The LEGO Store Gift With Purchase (GwP) offer for the month of June revives an old classic from the archives, reissued in a smaller form factor. The Hot Rod was originally released back in 1995 as the 5541 Blue Fury under the Model Team theme and reissued again in 2004 as the 10151 Hot Rod. This unique set of wheels comes free with purchases over US $85 | CAN $85 | GBP £85 and the offer is valid from 1st to 21st June 2020 (or while stocks last). We’re taking a quick look at this miniaturised version of the classic for you to decide if this is one to add to your collection.
First introduced in Europe in 2013, the Alfa Romeo 4C was rolled out in North America the following year — the Italian manufacturer’s first foray into the US production car market in the 21st century. As you’d expect for an Alfa, the car is a stylish beast, with smooth curves and that distinctive plunging V-bonnet which always make me think of an eagle’s beak. And as you’d expect from a LEGO car from Noah L, his brick-built version is a smart recreation of the original’s lines, put together in a remarkably tight 15-stud wide footprint.
I’m always thoroughly impressed with the level of detail Noah manages to cram into his cars, whilst still keeping the exterior lines smooth and clean. Even better, his models usually boast opening doors and bonnets or boots, and this vehicle is no exception. Check out the detailed interior…

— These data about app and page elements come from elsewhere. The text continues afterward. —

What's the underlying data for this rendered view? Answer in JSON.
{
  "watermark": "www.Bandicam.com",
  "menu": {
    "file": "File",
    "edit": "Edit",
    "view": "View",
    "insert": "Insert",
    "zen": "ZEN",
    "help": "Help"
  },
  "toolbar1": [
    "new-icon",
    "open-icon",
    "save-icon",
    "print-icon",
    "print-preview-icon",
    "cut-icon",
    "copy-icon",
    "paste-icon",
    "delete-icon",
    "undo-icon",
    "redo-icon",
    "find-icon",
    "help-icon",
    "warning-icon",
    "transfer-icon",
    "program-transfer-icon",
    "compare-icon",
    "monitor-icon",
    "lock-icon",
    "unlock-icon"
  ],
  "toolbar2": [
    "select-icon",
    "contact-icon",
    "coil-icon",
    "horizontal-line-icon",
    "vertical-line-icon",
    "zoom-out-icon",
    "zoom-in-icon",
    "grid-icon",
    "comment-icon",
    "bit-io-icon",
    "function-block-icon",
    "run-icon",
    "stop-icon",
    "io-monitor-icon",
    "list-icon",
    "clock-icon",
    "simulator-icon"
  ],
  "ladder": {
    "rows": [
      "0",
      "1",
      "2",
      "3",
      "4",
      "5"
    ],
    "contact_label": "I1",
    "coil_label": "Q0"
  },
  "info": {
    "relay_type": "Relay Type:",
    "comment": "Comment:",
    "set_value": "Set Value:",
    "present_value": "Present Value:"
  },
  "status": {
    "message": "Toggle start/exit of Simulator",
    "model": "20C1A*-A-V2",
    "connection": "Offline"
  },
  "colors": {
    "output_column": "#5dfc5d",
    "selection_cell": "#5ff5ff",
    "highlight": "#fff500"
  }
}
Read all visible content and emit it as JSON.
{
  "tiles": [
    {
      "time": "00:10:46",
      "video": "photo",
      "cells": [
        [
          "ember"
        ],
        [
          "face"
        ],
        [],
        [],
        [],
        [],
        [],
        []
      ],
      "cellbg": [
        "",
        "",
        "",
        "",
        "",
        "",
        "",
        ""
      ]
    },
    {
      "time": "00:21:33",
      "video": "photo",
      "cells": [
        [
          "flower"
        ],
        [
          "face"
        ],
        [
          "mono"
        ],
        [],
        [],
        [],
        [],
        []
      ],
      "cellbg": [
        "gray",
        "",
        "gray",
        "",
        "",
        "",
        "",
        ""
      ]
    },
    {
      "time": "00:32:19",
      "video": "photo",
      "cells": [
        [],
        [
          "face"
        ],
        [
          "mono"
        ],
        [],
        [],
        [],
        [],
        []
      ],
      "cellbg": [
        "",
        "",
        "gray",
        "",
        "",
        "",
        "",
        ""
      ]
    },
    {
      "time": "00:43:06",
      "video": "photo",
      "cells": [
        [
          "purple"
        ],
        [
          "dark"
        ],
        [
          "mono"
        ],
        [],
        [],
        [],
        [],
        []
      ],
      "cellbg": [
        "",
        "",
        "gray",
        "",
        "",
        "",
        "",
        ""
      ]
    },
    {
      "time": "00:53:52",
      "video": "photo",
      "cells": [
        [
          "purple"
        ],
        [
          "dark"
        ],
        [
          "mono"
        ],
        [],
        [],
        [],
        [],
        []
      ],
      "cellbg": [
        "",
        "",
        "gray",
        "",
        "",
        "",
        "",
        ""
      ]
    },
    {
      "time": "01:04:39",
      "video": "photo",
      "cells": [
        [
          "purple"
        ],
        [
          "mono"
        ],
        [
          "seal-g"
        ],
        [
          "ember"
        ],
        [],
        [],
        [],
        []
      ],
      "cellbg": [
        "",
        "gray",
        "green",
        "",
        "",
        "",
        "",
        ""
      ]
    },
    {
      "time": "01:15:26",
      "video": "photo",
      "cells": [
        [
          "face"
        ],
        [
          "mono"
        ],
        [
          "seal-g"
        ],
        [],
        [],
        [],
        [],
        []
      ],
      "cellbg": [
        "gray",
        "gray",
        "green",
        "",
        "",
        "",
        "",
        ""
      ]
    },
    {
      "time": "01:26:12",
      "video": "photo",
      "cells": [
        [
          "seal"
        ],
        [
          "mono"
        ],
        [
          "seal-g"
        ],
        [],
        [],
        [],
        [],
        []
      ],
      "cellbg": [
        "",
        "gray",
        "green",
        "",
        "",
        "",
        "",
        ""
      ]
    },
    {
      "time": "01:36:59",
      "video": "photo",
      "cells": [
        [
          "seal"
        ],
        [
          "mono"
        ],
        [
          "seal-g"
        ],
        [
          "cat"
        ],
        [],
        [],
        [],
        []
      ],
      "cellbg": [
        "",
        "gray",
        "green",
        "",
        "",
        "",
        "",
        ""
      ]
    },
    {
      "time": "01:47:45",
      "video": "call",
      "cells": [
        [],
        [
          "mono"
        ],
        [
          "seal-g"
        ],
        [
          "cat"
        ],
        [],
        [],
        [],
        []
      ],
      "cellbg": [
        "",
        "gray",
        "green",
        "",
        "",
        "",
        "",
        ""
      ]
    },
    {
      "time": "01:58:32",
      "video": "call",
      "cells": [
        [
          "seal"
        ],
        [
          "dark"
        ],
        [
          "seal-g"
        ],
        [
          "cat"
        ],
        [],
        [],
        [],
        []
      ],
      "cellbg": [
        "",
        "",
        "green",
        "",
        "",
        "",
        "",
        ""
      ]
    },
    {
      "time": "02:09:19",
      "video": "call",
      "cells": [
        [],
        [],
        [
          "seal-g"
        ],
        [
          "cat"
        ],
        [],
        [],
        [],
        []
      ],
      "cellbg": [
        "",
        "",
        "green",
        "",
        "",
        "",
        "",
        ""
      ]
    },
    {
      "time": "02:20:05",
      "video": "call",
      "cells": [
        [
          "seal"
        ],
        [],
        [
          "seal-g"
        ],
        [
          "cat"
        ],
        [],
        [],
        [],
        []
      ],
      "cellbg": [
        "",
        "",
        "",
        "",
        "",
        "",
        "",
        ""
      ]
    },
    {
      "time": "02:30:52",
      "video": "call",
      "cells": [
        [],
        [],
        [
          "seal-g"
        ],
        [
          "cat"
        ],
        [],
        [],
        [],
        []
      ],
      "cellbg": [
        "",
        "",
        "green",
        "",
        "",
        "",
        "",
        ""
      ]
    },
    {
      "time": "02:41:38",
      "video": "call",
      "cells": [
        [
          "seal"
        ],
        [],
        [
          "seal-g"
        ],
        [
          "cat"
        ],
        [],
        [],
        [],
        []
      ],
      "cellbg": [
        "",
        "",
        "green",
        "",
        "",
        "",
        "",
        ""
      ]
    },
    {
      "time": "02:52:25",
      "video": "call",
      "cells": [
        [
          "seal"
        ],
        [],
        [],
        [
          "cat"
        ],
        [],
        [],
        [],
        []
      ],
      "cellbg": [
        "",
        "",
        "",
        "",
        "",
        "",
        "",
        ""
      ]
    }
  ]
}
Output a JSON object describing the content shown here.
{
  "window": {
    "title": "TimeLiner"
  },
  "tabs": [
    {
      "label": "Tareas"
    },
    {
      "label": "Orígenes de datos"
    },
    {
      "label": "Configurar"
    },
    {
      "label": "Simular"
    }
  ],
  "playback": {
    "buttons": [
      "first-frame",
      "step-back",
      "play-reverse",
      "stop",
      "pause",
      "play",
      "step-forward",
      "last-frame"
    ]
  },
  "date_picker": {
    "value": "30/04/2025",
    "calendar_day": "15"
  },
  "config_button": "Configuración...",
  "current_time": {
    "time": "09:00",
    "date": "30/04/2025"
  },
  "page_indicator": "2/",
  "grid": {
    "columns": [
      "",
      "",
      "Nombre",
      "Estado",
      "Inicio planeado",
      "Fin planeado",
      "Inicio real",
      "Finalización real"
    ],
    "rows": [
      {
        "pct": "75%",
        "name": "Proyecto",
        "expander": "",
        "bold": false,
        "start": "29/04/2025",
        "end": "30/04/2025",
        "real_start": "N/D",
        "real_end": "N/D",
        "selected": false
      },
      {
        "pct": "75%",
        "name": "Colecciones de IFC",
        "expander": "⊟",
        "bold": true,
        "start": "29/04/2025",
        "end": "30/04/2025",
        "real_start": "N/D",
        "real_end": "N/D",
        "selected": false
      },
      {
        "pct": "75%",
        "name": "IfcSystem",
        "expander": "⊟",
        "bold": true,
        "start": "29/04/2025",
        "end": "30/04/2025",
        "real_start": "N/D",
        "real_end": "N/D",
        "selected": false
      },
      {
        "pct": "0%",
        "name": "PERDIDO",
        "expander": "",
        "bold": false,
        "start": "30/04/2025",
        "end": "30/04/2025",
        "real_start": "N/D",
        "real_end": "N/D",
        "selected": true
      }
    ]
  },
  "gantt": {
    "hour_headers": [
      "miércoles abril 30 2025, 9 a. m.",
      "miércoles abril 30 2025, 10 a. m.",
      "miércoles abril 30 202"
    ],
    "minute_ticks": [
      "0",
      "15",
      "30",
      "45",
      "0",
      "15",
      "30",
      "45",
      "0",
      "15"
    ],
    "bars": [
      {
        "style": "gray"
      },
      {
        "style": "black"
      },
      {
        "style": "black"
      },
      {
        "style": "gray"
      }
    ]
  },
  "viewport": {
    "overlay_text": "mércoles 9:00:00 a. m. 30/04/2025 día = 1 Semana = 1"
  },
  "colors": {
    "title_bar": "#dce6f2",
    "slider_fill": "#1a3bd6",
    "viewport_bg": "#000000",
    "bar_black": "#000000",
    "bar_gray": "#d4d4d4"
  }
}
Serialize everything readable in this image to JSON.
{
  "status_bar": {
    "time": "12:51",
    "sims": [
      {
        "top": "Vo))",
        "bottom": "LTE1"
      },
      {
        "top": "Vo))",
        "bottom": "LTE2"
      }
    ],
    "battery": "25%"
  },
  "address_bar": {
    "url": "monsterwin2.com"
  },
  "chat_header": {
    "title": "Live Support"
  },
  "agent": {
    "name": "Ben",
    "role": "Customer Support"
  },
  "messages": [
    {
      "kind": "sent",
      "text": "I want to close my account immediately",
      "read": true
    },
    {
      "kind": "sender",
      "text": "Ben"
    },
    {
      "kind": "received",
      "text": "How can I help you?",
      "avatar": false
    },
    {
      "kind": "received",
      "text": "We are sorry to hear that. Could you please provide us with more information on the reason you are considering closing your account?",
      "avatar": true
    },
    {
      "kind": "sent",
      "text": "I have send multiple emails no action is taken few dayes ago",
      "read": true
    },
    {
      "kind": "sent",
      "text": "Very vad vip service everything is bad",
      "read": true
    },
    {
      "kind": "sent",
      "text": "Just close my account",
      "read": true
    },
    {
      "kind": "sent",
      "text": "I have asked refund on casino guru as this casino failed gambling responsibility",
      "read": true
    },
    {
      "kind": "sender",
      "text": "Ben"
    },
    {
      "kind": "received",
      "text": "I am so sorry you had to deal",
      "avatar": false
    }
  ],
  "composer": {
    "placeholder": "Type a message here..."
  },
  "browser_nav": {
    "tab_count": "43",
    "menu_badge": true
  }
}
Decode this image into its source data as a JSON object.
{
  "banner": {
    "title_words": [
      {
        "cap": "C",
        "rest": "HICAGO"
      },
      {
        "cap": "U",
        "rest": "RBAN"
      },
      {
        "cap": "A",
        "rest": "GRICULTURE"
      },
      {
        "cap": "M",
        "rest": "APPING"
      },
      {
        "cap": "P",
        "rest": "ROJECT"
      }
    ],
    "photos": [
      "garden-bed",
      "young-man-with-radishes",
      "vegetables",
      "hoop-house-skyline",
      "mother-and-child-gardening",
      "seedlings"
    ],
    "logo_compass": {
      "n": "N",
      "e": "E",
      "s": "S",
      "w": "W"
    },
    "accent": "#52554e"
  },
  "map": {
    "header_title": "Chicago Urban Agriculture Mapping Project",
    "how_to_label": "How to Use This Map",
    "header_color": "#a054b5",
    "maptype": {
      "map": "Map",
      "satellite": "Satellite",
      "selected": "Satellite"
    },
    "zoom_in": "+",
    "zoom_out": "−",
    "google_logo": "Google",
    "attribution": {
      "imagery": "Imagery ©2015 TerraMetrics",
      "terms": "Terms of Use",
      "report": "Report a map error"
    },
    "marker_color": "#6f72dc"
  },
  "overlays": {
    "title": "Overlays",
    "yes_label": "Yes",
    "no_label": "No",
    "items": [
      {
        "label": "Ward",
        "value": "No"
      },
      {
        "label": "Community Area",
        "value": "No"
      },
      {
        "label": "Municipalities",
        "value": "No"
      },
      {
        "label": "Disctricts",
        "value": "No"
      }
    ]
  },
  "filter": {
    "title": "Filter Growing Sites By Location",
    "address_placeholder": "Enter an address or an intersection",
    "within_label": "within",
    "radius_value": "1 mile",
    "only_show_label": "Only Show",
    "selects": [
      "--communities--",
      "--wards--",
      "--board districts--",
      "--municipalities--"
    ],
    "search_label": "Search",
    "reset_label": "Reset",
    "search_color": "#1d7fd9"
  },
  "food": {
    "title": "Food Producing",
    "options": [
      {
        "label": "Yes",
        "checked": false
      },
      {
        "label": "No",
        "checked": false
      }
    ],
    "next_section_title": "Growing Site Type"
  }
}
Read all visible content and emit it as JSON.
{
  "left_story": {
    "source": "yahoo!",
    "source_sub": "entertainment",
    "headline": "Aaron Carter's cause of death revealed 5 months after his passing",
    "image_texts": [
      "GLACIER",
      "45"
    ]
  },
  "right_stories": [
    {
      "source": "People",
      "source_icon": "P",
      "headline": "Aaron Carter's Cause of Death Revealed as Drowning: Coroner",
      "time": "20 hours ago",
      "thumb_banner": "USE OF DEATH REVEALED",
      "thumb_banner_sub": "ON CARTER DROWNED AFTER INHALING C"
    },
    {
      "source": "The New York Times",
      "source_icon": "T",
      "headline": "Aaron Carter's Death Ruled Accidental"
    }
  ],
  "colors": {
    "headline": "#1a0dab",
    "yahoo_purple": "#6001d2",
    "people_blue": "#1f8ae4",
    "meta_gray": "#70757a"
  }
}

Sometimes bigger projects get furloughed by a lack of parts and waiting on orders. In the meantime, Isaac W. has whipped up this LEGO Volkswagen T1 Shorty with the parts he had on hand. It reminds me a bit of the zinger custom car phenomenon of the 70’s. What’s neat is the 15-stud long kayak is just slightly longer than this Shorty T1. Cool, right?
Close your eyes and imagine a LEGO set: iconic 1970s Dodge Charger R/T, packed with authentic details. The opening hood reveals a model version of the iconic V8 engine; moving pistons, wishbone suspension, steering system, and air blower. There are even nitro bottles in the trunk. Just like the real thing! Sounds fantastic, doesn’t it? According to LEGO, such an exciting set, in this instance, LEGO Technic 42111 Dom’s Dodge Charger, retails for just US $99.99 | CAN $139.99 | UK £89.99. Moreover, the model consists of just 1,077 pieces, which, by all means, isn’t a big Technic set. A medium-sized Dodge Charger in an authentic design for US $100 seems to be an absolute bestseller. But before you order one for yourself, let’s build it and make sure it is as good as we imaged it.